year that passes, with the earth returning to its next successive winter solstice point, the sun will appear to move eastwards against the seemingly fixed background galactic star field. The actual rate as an angular sweep
is determined precisely by the difference between the sidereal year of
365.256363 days and the tropical year of 365.242184 days, which
translates into approximately 50.29 seconds of arc per year. From the
time of 500 BC, the full angular distance as would need to be covered to
place the sun on the exact crossing point of the ecliptic and galactic
equator, in conjunction with the earth upon a future winter solstice, is
approximately 34 degrees and 35 minutes of arc.
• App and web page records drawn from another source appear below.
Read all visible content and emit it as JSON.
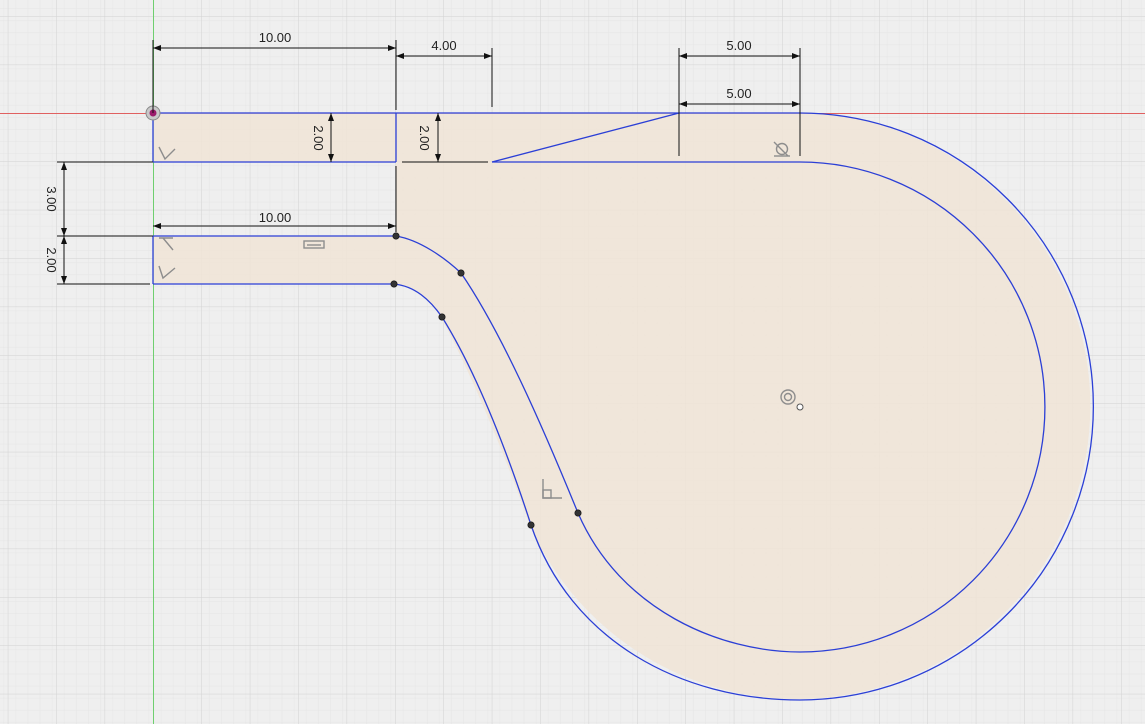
{
  "dimensions": {
    "top_width": "10.00",
    "gap_width": "4.00",
    "angled_width": "5.00",
    "tip_width": "5.00",
    "left_slot_height": "2.00",
    "right_slot_height": "2.00",
    "spacer_height": "3.00",
    "bottom_slot_height": "2.00",
    "mid_width": "10.00"
  },
  "icons": {
    "origin": "origin-point-icon",
    "coincident_constraints": "perpendicular-constraint-icon",
    "tangent_constraint": "tangent-constraint-icon",
    "parallel_constraint": "parallel-constraint-icon",
    "concentric_constraint": "concentric-constraint-icon",
    "right_angle_constraint": "right-angle-constraint-icon"
  },
  "colors": {
    "background": "#efefef",
    "grid_major": "#d6d6d6",
    "grid_minor": "#e3e3e3",
    "x_axis": "#e06060",
    "y_axis": "#6fcf6f",
    "sketch_line": "#2b3fd6",
    "profile_fill": "#f0e4d6"
  }
}
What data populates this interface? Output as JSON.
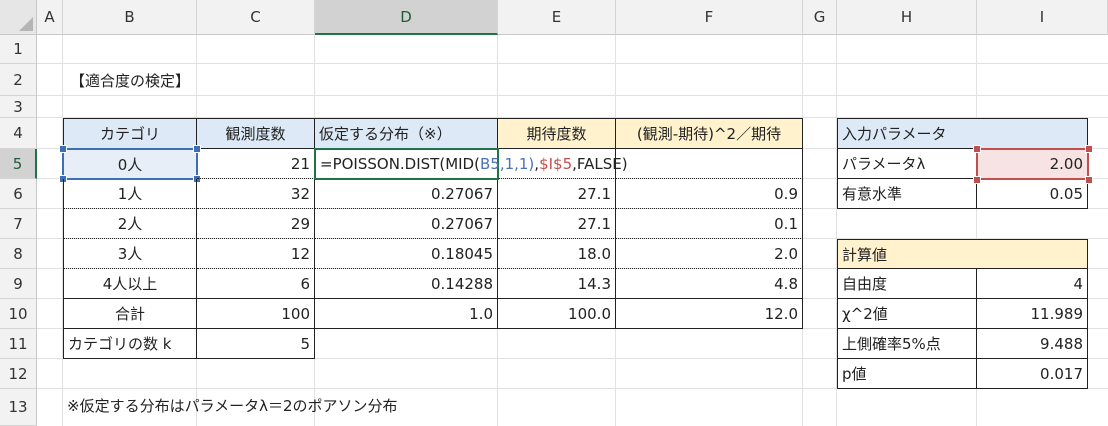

It is precisely this
angular distance that is covered right up to the date of 2012 AD.
The further image shown below details the successive positions of the sun as viewed from the earth upon the winter solstice point of its orbit, at approximately 1000 year intervals, building up to the 2012 conjunction:
The final configuration as is thus manifest in the sky in 2012 AD details then a most exacting alignment of all 3 principal celestial characters: The earth at winter solstice, the sun, and the galactic equator (and in this stated order):
In view then of the above alignment, as is surely manifest in this
present era, it would be well to state in summary the critical
assumptions that underlie the proposal that the Mayan Calendar Long
Count cycle was indeed established specifically to mark the noted
celestial configuration in 2012 AD:
1) During the 1st Millennium BC – beginning possibly
earlier that this? – the Maya became aware of the phenomenon that is
2) Through continual observation of the sky they derived a
fairly refined value for the angular rate of precession i.e. the
apparent rate of change or movement of the sun set against the
background stars of the Milky Way.
3) The Maya did a forward calculation to determine the
time when the sun would conjunct with the galactic equator, when the
earth itself was positioned at a future winter solstice point (northern
hemisphere) in its orbit.
4) Some time circa the 1st century BC they established the
Long Count calendar in stone, using a primary cycle of 1872000 days,
with the end date of the cycle (the completion of 13 Baktuns of 144000
days each) synchronised precisely with the galactic conjunction as
The above points thus capture what are the underlying assumptions of what is the theory of the 2012 Mayan Calendar Galactic Alignment.
Proceed to Part 6: